The likely result of the dismantling of the protections currently in place will be higher marketing costs, reduced access to consumers, diminished targeting and data capabilities and declining novelty in online ad offerings and services. That’s not the marketing advances we hope and work for. We can expect the void to be filled by other countries not operating under these adverse conditions for another blow to our global and economic position.

What to do, what to do? “The Internet-Wide Day of Action” online protest took place on July 12 this year and was broadly supported by nearly every company in the Internet game including Google, Amazon, Facebook, Twitter, Spotify, Yelp, Dropbox, Netflix, reddit and many others. But you don’t have to be a company to fight for equal access. Make your voice heard in online venues, on your website and with your representatives, sign the petition here at battleforthenet.com, or visit savetheinternet.com for more ideas.

How are you going to fight for equal access?

Verizon’s 180 on Unlimited Data

Unlimited data: for many, it’s a core requirement of their mobile plans. So when Verizon killed the option for existing users in 2012 … well, customers were none too happy. But the other three major telecoms? They probably felt like they had won the Super Bowl, and have spent the last five years reminding anyone and everyone that they’re NOT Verizon.

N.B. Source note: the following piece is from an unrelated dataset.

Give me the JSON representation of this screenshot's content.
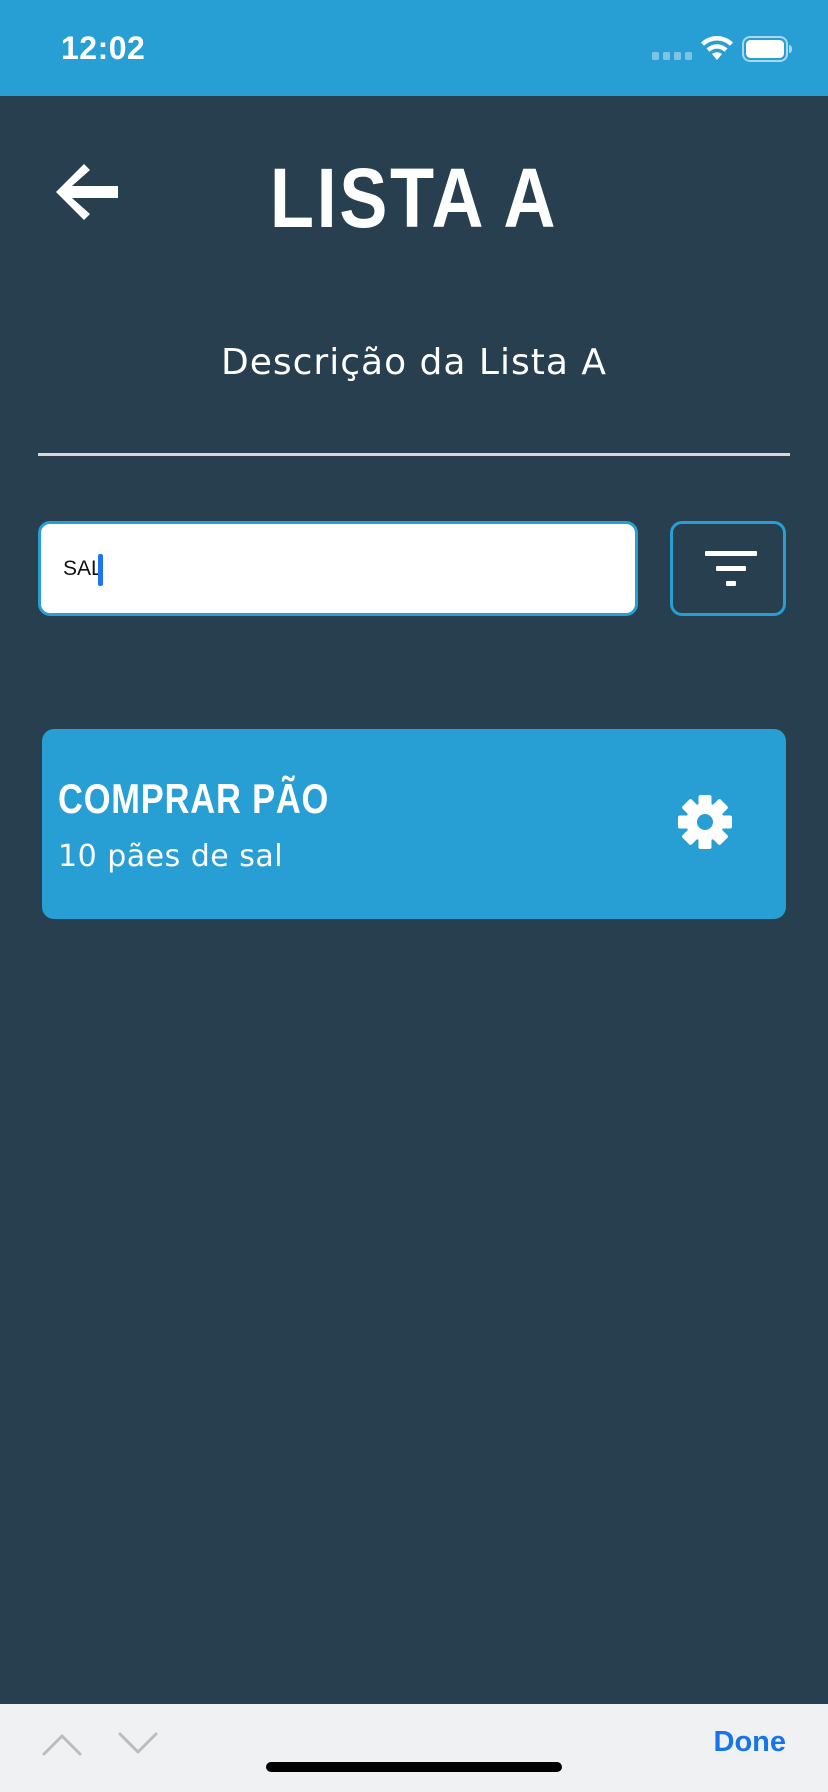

Unlimited DataLet’s kick today’s post off with this: I have been a customer of AT&T, Verizon, Straight Talk, and Sprint … and Sprint is my current mobile carrier because, when it came down to it, I needed a plan with unlimited data at a certain price point. Now you know my mobile biz.

Unlimited data: for many, it’s a core requirement of their mobile plans. So when Verizon killed the option for existing users in 2012 … well, customers were none too happy. But the other three major telecoms? They probably felt like they had won the Super Bowl, and have spent the last five years reminding anyone and everyone that they’re NOT Verizon.

Speaking of the Super Bowl, T-Mobile used two of its four ads to specifically call out Verizon, with the other two ads focusing on its unlimited data offerings, explained by Justin Bieber in one and Martha Stewart and Snoop Dog in the other. Sprint’s single Superbowl commercial also called out Verizon … and got dark:

https://youtu.be/w_8ms2RzSYk

Yowza.

Oh, and Sprint nabbed Paul Marcarelli, the “Can you hear me now?” guy after Verizon ended his contract in 2011, and has been using him in commercials as well. Ouch.

And you can’t forget that the customer base has been eaten into by the likes of T-Mobile.

Yet still, Verizon put out ads like the one below, rallying against unlimited data, stating that consumers rarely use more than 5GB.

https://youtu.be/hzYOr-CeRCs

This ad ran from mid-January to early February of this year … and then on Feb. 12, Verizon announced, “Oh hey … we have an unlimited plan now.”

Say what?

https://youtu.be/4Zf1NLj_FGA

Now, in my opinion, this is where the marketing whiplash comes in. Verizon went from “You don’t need more than 5GB of data, and here’s a great price” to “here’s some unlimited data on a great network.” Okay … but it’s been FIVE YEARS.

Verizon, you’ve been the butt of jokes made by T-Mobile and Sprint. Many customers have jumped ship. And Sprint now has the actor who provided possibly the catchiest of catchphrases in telecom, who was apart of the Verizon family for over nine years, working for them.

And yet you present your new unlimited plan like someone ordering “the chicken” on an airplane.

It’s underwhelming. And a little off-putting. Why not own it? Own the fact that you’ve finally listened to what consumers want, not what you think they should have.

Or, and I realize this could be risky, make a little fun of yourself. Everyone else has … I think it would have been hilarious to see the marketing team come up with a series of ads where Verizon is upset over being picked on, breaking up with its spokesperson only to see him run into the arms of another carrier, and then finally coming to the realization that it needs to get with the times and get back on the unlimited bandwagon.

Because an unlimited plan isn’t mic drop worthy anymore. It’s the norm.